The support and admiration the siblings have for each other motivates them to achieve their goals. With differing football and netball schedules in their household they work together to support each other as best as possible.
For the better part of 2019, Kyle was playing for Gippsland Power in the NAB League and commuting from Melbourne to Morwell three nights a week and on game day.
Despite the challenges of the long commute, looking back, Kyle said it was the best possible decision for his football to return to Gippsland.
After spending three years boarding at Melbourne Grammar and coaching their first XVIII football team in his final year, Kyle was ready for a change but concedes that the challenges he faced living away from home in high school contributed significantly to his personal and professional development.
The Dunkley family: Kyle, Lara, Josh, Andrew and Lisa. Photo: Instagram (@kyledunks)
After attending Gippsland Grammar and being drafted with pick No. 25 in the 2015 national draft, Josh moved to Melbourne and into a home with Lara.
With their dog Archie, the siblings had what Josh described as a “good setup going” but were excited to have Kyle join them after finishing high school at Melbourne Grammar last year.
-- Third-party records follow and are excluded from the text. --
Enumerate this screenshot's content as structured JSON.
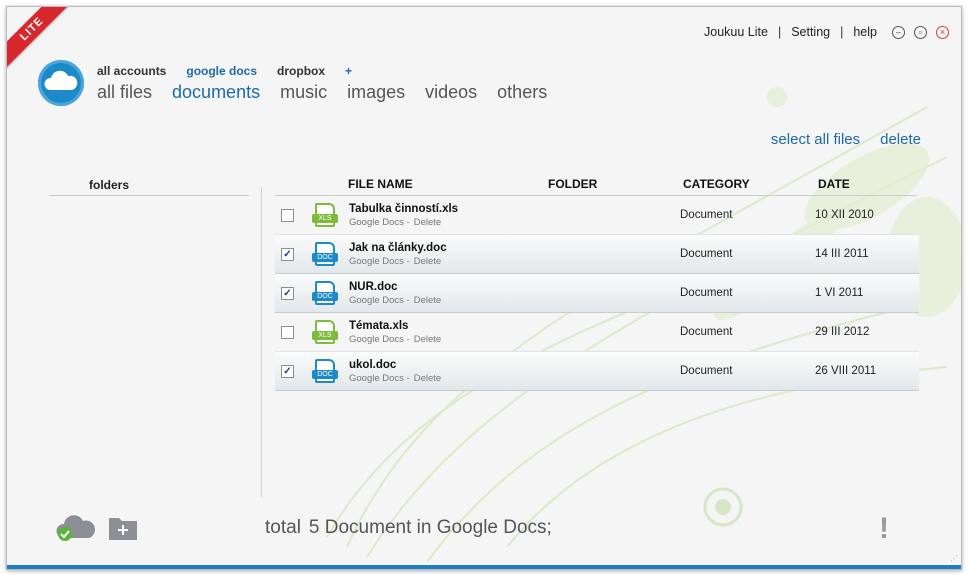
{
  "app": {
    "badge": "LITE"
  },
  "titlebar": {
    "app_name": "Joukuu Lite",
    "setting": "Setting",
    "help": "help",
    "separator": "|"
  },
  "accounts": [
    {
      "label": "all accounts",
      "active": false
    },
    {
      "label": "google docs",
      "active": true
    },
    {
      "label": "dropbox",
      "active": false
    },
    {
      "label": "+",
      "active": false
    }
  ],
  "categories": [
    {
      "label": "all files",
      "active": false
    },
    {
      "label": "documents",
      "active": true
    },
    {
      "label": "music",
      "active": false
    },
    {
      "label": "images",
      "active": false
    },
    {
      "label": "videos",
      "active": false
    },
    {
      "label": "others",
      "active": false
    }
  ],
  "actions": {
    "select_all": "select all files",
    "delete": "delete"
  },
  "sidebar": {
    "title": "folders"
  },
  "table": {
    "headers": {
      "name": "FILE NAME",
      "folder": "FOLDER",
      "category": "CATEGORY",
      "date": "DATE"
    },
    "rows": [
      {
        "name": "Tabulka činností.xls",
        "type": "xls",
        "type_label": "XLS",
        "source": "Google Docs -",
        "action": "Delete",
        "category": "Document",
        "date": "10 XII 2010",
        "checked": false
      },
      {
        "name": "Jak na články.doc",
        "type": "doc",
        "type_label": "DOC",
        "source": "Google Docs -",
        "action": "Delete",
        "category": "Document",
        "date": "14 III 2011",
        "checked": true
      },
      {
        "name": "NUR.doc",
        "type": "doc",
        "type_label": "DOC",
        "source": "Google Docs -",
        "action": "Delete",
        "category": "Document",
        "date": "1 VI 2011",
        "checked": true
      },
      {
        "name": "Témata.xls",
        "type": "xls",
        "type_label": "XLS",
        "source": "Google Docs -",
        "action": "Delete",
        "category": "Document",
        "date": "29 III 2012",
        "checked": false
      },
      {
        "name": "ukol.doc",
        "type": "doc",
        "type_label": "DOC",
        "source": "Google Docs -",
        "action": "Delete",
        "category": "Document",
        "date": "26 VIII 2011",
        "checked": true
      }
    ]
  },
  "footer": {
    "total_label": "total",
    "total_value": "5 Document in Google Docs;",
    "alert": "!"
  },
  "colors": {
    "accent": "#1e6aa8",
    "ribbon": "#d8282d",
    "doc_icon": "#1c8ac8",
    "xls_icon": "#7dbb3c"
  },
  "icons": {
    "logo": "cloud-icon",
    "sync": "cloud-sync-icon",
    "new_folder": "add-folder-icon"
  }
}
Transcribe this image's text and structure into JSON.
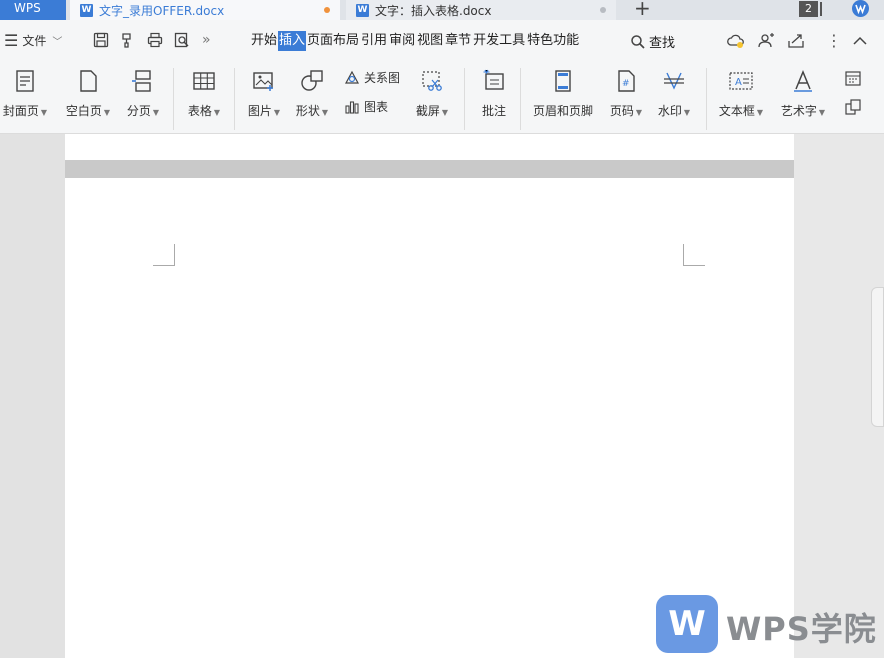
{
  "tabbar": {
    "home": "WPS",
    "tabs": [
      {
        "title": "文字_录用OFFER.docx",
        "state": "active",
        "modified": true
      },
      {
        "title": "文字：插入表格.docx",
        "state": "inactive",
        "modified": false
      }
    ],
    "new_tab": "+",
    "window_count": "2",
    "doc_icon": "W"
  },
  "menubar": {
    "file_label": "文件",
    "tabs": [
      "开始",
      "插入",
      "页面布局",
      "引用",
      "审阅",
      "视图",
      "章节",
      "开发工具",
      "特色功能"
    ],
    "active_tab": "插入",
    "search_label": "查找"
  },
  "ribbon": {
    "cover": "封面页",
    "blank": "空白页",
    "page_break": "分页",
    "table": "表格",
    "picture": "图片",
    "shape": "形状",
    "relation": "关系图",
    "chart": "图表",
    "screenshot": "截屏",
    "comment": "批注",
    "header_footer": "页眉和页脚",
    "page_number": "页码",
    "watermark": "水印",
    "textbox": "文本框",
    "wordart": "艺术字"
  },
  "watermark_brand": {
    "logo_letter": "W",
    "text": "WPS学院"
  },
  "colors": {
    "accent": "#3b7cd6",
    "modified_dot": "#f0923c"
  }
}
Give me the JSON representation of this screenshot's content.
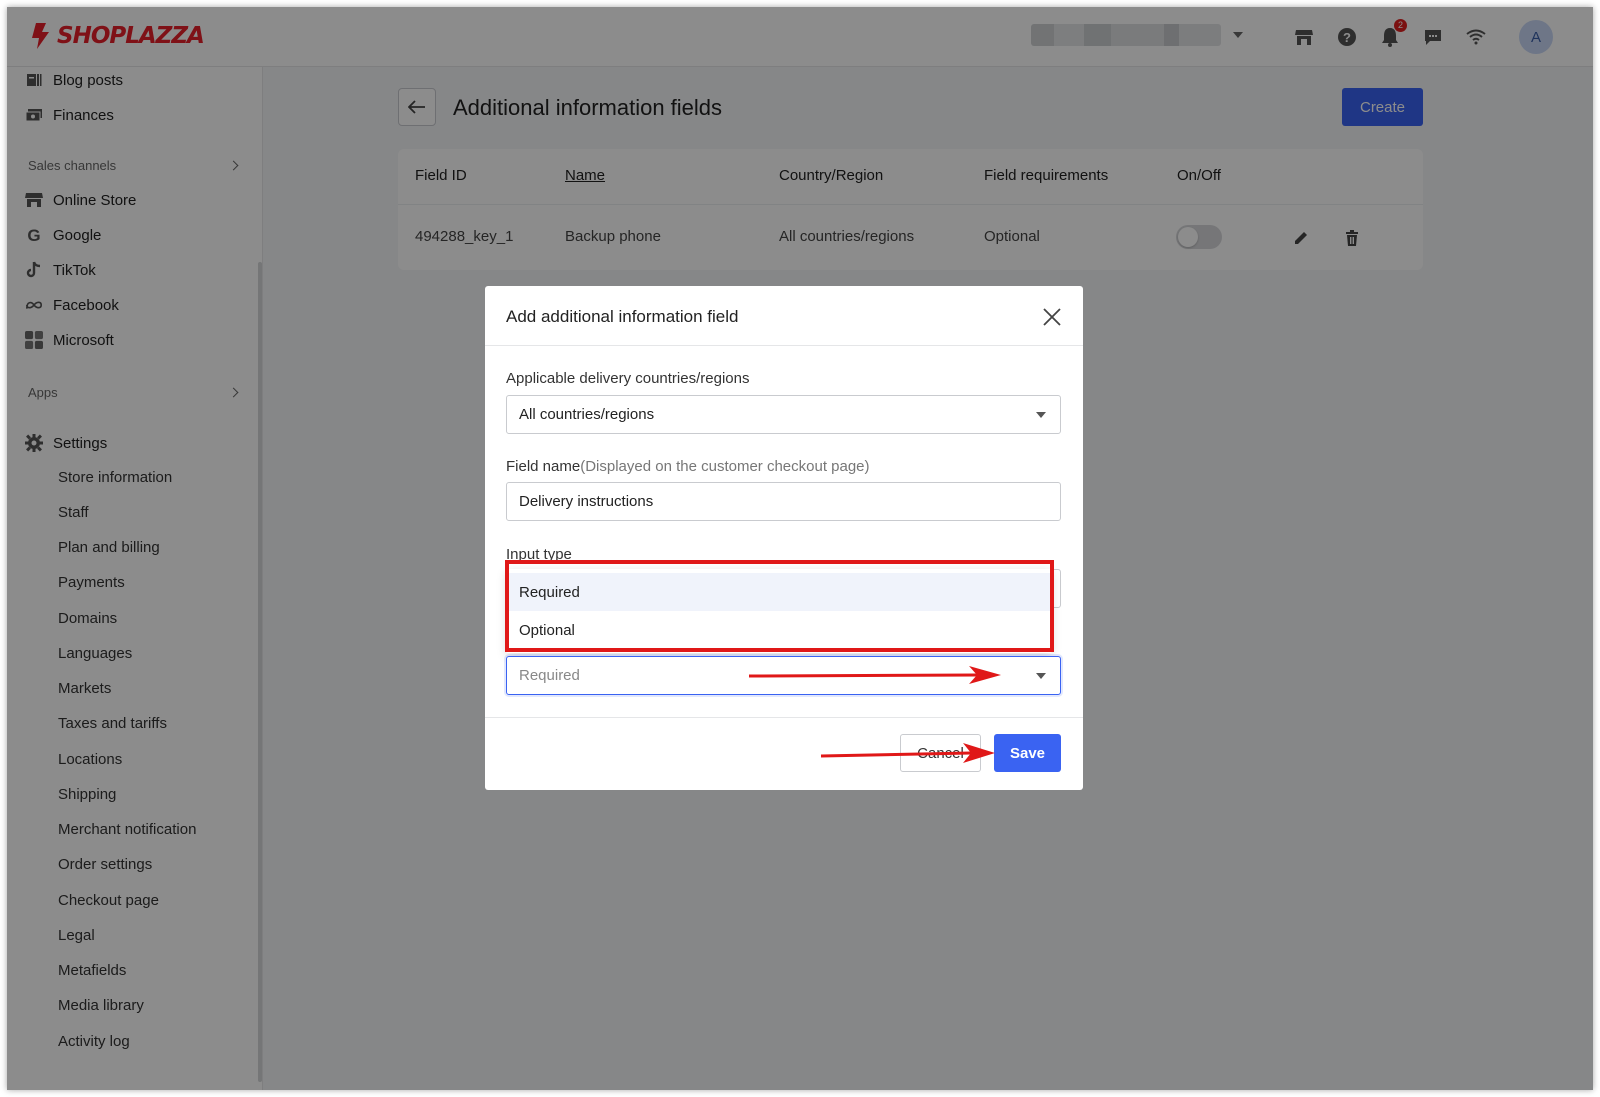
{
  "brand": {
    "name": "SHOPLAZZA",
    "color": "#e8202a",
    "accent": "#3a63f2"
  },
  "topbar": {
    "icons": [
      "store-icon",
      "help-icon",
      "bell-icon",
      "chat-icon",
      "wifi-icon"
    ],
    "notification_count": "2",
    "avatar_initial": "A"
  },
  "sidebar": {
    "top_items": [
      {
        "label": "Blog posts",
        "icon": "blog-icon"
      },
      {
        "label": "Finances",
        "icon": "finances-icon"
      }
    ],
    "sales_channels_label": "Sales channels",
    "channels": [
      {
        "label": "Online Store",
        "icon": "store-icon"
      },
      {
        "label": "Google",
        "icon": "google-icon"
      },
      {
        "label": "TikTok",
        "icon": "tiktok-icon"
      },
      {
        "label": "Facebook",
        "icon": "meta-icon"
      },
      {
        "label": "Microsoft",
        "icon": "microsoft-icon"
      }
    ],
    "apps_label": "Apps",
    "settings_label": "Settings",
    "settings_items": [
      "Store information",
      "Staff",
      "Plan and billing",
      "Payments",
      "Domains",
      "Languages",
      "Markets",
      "Taxes and tariffs",
      "Locations",
      "Shipping",
      "Merchant notification",
      "Order settings",
      "Checkout page",
      "Legal",
      "Metafields",
      "Media library",
      "Activity log"
    ]
  },
  "page": {
    "title": "Additional information fields",
    "create_label": "Create"
  },
  "table": {
    "headers": [
      "Field ID",
      "Name",
      "Country/Region",
      "Field requirements",
      "On/Off"
    ],
    "rows": [
      {
        "field_id": "494288_key_1",
        "name": "Backup phone",
        "country": "All countries/regions",
        "requirement": "Optional",
        "enabled": false
      }
    ]
  },
  "modal": {
    "title": "Add additional information field",
    "countries_label": "Applicable delivery countries/regions",
    "countries_value": "All countries/regions",
    "field_name_label": "Field name",
    "field_name_hint": "(Displayed on the customer checkout page)",
    "field_name_value": "Delivery instructions",
    "input_type_label": "Input type",
    "requirement_options": [
      "Required",
      "Optional"
    ],
    "requirement_value": "Required",
    "cancel_label": "Cancel",
    "save_label": "Save"
  }
}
Josh, 22, is a self-proclaimed masterchef, developing a passion for cooking after being gifted a frying pan from his grandmother for his 12th birthday, with Lara and Kyle managing the dish washing.
According to Josh, his specialty is a fish curry, which he learnt to cook from former Bulldog Will Minson but if you ask Kyle it’s Josh’s unique take on a household Dunkley dish that takes the cake.
“What about that beef and cashew stir fry that you make?” Kyle asks.
“Well, Dad always made a chicken and cashew stir fry growing up but one day I thought I’d mix it up,” Josh explained.
“He thought I was crazy and told me I was kidding myself but now it’s a winning formula and a bit of a hit in our household.”
Photo: Instagram (@joshdunkley_)
It’s been a whirlwind month for Kyle, who turned 19 earlier this month, but he’s starting to feel more at home in the red and blue.
“It was a little bit scary going in but in saying that it was also an exciting experience,” he said.
Ben Matthews, an assistant coach at Melbourne, also played with Andrew during his time at Sydney and as such, there is an added bond between the group.
“For Dad to see his old mates now working with Kyle is wonderful. It’s a unique situation but it’s come full circle,” Josh said.
When Josh is asked how proud he is of his younger brother, he beams with pride.
“For sure, but it’s only just the beginning now,” Josh said.
“You get to this stage (of being on an AFL list) and now it’s about working hard, putting your head down, earning the respect of your teammates and then putting performances together.”
Lead image: Instagram (@joshdunkley_)